Data provided:
────────────────────

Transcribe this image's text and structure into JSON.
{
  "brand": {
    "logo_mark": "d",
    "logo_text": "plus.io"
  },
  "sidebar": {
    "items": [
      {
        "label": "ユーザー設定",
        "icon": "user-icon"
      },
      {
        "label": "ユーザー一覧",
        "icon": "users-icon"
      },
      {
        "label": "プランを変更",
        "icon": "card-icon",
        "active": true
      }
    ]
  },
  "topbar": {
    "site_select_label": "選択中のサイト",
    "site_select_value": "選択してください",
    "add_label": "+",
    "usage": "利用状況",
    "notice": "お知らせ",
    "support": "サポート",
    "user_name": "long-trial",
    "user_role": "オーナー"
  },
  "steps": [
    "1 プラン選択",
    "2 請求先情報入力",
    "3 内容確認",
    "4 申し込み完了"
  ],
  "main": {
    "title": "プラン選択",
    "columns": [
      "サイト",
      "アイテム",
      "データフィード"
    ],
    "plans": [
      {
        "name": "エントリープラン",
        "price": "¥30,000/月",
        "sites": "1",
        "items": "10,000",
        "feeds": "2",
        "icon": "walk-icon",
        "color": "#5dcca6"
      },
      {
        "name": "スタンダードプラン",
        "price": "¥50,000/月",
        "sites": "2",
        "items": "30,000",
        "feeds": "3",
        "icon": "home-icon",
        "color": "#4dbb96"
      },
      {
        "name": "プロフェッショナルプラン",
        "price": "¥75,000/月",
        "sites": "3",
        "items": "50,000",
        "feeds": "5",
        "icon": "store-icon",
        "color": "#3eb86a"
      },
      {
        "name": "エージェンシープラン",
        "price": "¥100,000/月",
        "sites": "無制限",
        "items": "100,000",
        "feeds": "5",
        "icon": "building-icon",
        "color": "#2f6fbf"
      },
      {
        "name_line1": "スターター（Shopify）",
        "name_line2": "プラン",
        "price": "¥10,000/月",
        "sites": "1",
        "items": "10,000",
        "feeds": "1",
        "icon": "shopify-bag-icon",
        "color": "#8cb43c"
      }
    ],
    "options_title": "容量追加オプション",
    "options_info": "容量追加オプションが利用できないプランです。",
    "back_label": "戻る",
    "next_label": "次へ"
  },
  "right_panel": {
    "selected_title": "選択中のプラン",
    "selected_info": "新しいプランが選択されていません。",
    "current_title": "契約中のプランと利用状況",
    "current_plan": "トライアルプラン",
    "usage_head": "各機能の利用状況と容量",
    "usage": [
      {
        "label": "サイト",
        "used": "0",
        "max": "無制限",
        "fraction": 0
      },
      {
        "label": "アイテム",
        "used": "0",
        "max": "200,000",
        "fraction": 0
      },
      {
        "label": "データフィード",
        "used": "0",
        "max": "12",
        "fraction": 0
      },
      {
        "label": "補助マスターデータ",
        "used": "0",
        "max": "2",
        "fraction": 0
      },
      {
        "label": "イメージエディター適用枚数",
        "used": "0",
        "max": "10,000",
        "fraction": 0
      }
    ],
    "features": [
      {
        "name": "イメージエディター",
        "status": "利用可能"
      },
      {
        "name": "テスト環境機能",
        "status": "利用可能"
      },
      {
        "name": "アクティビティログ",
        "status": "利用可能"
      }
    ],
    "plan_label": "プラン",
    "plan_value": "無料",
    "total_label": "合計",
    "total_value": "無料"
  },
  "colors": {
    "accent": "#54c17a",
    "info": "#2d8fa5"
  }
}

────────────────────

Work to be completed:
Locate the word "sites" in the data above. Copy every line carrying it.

Exercise result:
        "sites": "1",
        "sites": "2",
        "sites": "3",
        "sites": "無制限",
        "sites": "1",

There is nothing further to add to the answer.